(HealthDay News) -- Eating a Mediterranean diet, which emphasizes fruits, vegetables, legumes and healthy fats, and increasing physical activity levels can reduce the risk of developing Alzheimer's disease, a new study shows.

The latest research, published in the Aug. 12 issue of the Journal of the American Medical Association, is more evidence that healthy living can help ward off cognitive decline.

Following both healthy habits is a plus, said study author Dr. Nikolaos Scarmeas, an assistant professor of neurology at Columbia University Medical Center in New York City. "There is some evidence [already] that a healthy diet, the Mediterranean diet, may be protective for our risk of getting Alzheimer's disease," he said. "In the current study we wanted to see if there was an independent effect of physical activity and diet."

So Scarmeas and his team looked at 1,880 men and women without dementia living in New York, average age 77, and gave them tests every 1.5 years from 1992 through 2006, evaluating how well they followed a Mediterranean-type diet and their weekly participation in various physical activities. Those in the highest group got a median of 1.3 hours of vigorous activity or 2.4 hours of moderate-intensity exercise every week.

Scarmeas' team followed the elders for an average of 5.4 years, finding that 282 developed Alzheimer's disease during that time.

"There was an association between both a healthy diet and physical activity and reducing risk for Alzheimer's disease," Scarmeas said.

Those who ate well and exercised had a 60 percent reduction in the risk of developing Alzheimer's disease compared with those who didn't follow either good health habit, he said. "It's a very significant reduction," he added.

Exactly which components of the Mediterranean diet seem to confer benefit isn't known. "It could be there are individual elements of the diet that are important," Scarmeas said. "But it could be the interaction."

In another study published earlier this year, Scarmeas found that those who adhere to a Mediterranean diet had a lower risk of developing cognitive impairment, and a lower risk of developing Alzheimer's disease if they already had cognitive impairment.

In a second study in the same journal, researchers (including Scarmeas) looked at 1,410 French adults and found adherence to a Mediterranean diet was linked to slower decline on one cognitive test but not others. They didn't find high adherence to the heart-healthy diet linked with the risk for dementia.

In an editorial, the Mayo Clinic's Dr. David Knopman writes that a healthy diet may help prevent Alzheimer's but does not seem to occur in isolation.

"For such a benign intervention as diet and exercise, 60 percent [reduction in Alzheimer's] is substantial," said Dr. Greg Cole, associate director of the Mary S. Easton Center for Alzheimer's Disease Research at the University of California Los Angeles David Geffen School of Medicine.

Already, about 5.3 million Americans have Alzheimer's disease, according to the Alzheimer's Association, and up to 16 million may have it by 2050.

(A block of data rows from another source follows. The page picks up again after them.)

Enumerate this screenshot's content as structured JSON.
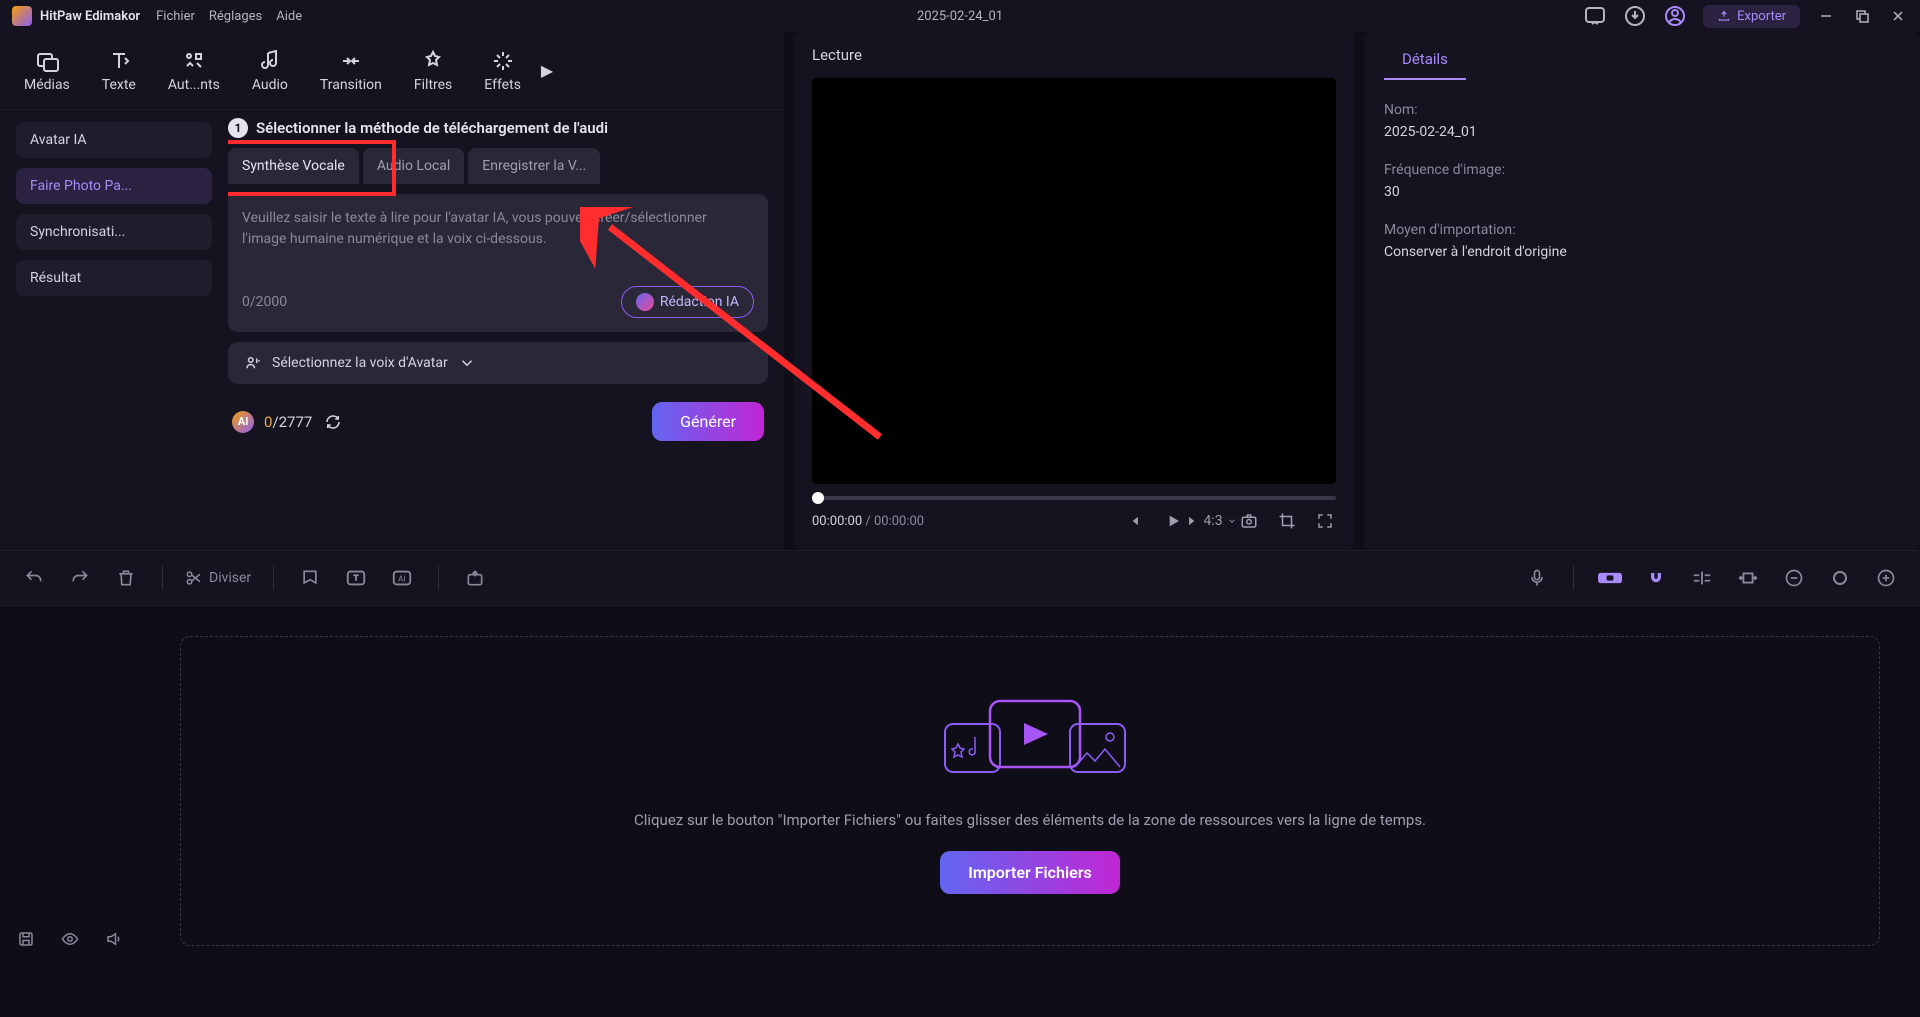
{
  "app": {
    "name": "HitPaw Edimakor",
    "menus": [
      "Fichier",
      "Réglages",
      "Aide"
    ],
    "project_title": "2025-02-24_01",
    "export_label": "Exporter"
  },
  "ribbon": {
    "tabs": [
      {
        "id": "media",
        "label": "Médias"
      },
      {
        "id": "text",
        "label": "Texte"
      },
      {
        "id": "auto",
        "label": "Aut...nts"
      },
      {
        "id": "audio",
        "label": "Audio"
      },
      {
        "id": "transition",
        "label": "Transition"
      },
      {
        "id": "filters",
        "label": "Filtres"
      },
      {
        "id": "effects",
        "label": "Effets"
      }
    ]
  },
  "sidebar": {
    "items": [
      {
        "id": "avatar",
        "label": "Avatar IA",
        "active": false
      },
      {
        "id": "photo",
        "label": "Faire Photo Pa...",
        "active": true
      },
      {
        "id": "sync",
        "label": "Synchronisati...",
        "active": false
      },
      {
        "id": "result",
        "label": "Résultat",
        "active": false
      }
    ]
  },
  "step": {
    "number": "1",
    "heading": "Sélectionner la méthode de téléchargement de l'audi"
  },
  "audio_tabs": [
    {
      "id": "tts",
      "label": "Synthèse Vocale",
      "active": true
    },
    {
      "id": "local",
      "label": "Audio Local",
      "active": false
    },
    {
      "id": "record",
      "label": "Enregistrer la V...",
      "active": false
    }
  ],
  "tts": {
    "placeholder": "Veuillez saisir le texte à lire pour l'avatar IA, vous pouvez créer/sélectionner l'image humaine numérique et la voix ci-dessous.",
    "count": "0",
    "max": "/2000",
    "ai_button": "Rédaction IA",
    "voice_select": "Sélectionnez la voix d'Avatar"
  },
  "credits": {
    "zero": "0",
    "total": "/2777",
    "generate": "Générer"
  },
  "preview": {
    "title": "Lecture",
    "time_current": "00:00:00",
    "time_total": " / 00:00:00",
    "ratio": "4:3"
  },
  "details": {
    "tab": "Détails",
    "name_label": "Nom:",
    "name_value": "2025-02-24_01",
    "fps_label": "Fréquence d'image:",
    "fps_value": "30",
    "import_label": "Moyen d'importation:",
    "import_value": "Conserver à l'endroit d'origine"
  },
  "toolbar": {
    "split": "Diviser"
  },
  "timeline": {
    "drop_text": "Cliquez sur le bouton \"Importer Fichiers\" ou faites glisser des éléments de la zone de ressources vers la ligne de temps.",
    "import_button": "Importer Fichiers"
  }
}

"So, the 60 percent reduction from diet and exercise can have a huge impact because we are talking about so many millions of people," Cole said.

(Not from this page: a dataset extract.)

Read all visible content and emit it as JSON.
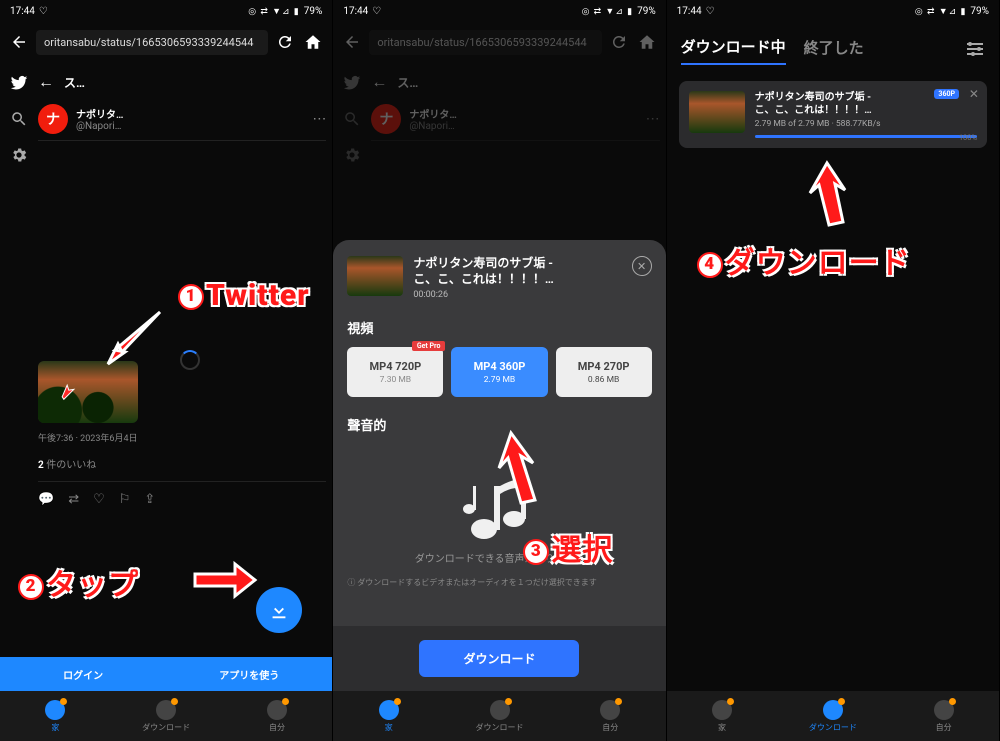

The findings are in line with what the Alzheimer's Association already recommends in its "Maintain Your Brain" program, said William H. Thies, vice president for medical and scientific relations for the organization.

"One of the things that is important [to note] is, they are looking at normal people," he said, not those who already have the disease. "You aren't going to cure Alzheimer's disease by eating lots of olives."

SOURCES: William H. Thies, Ph.D., vice president, medical and scientific relations, Alzheimer's Association; Greg Cole, Ph.D., associate director, Mary S. Easton Center for Alzheimer's Disease Research, and professor, medicine and neurology, University of California, Los Angeles, David Geffen School of Medicine; Nikolaos Scarmeas, M.D., assistant professor, neurology, Columbia University Medical Center, New York City; Aug. 12, 2009, Journal of the American Medical Association Published on: August 11, 2009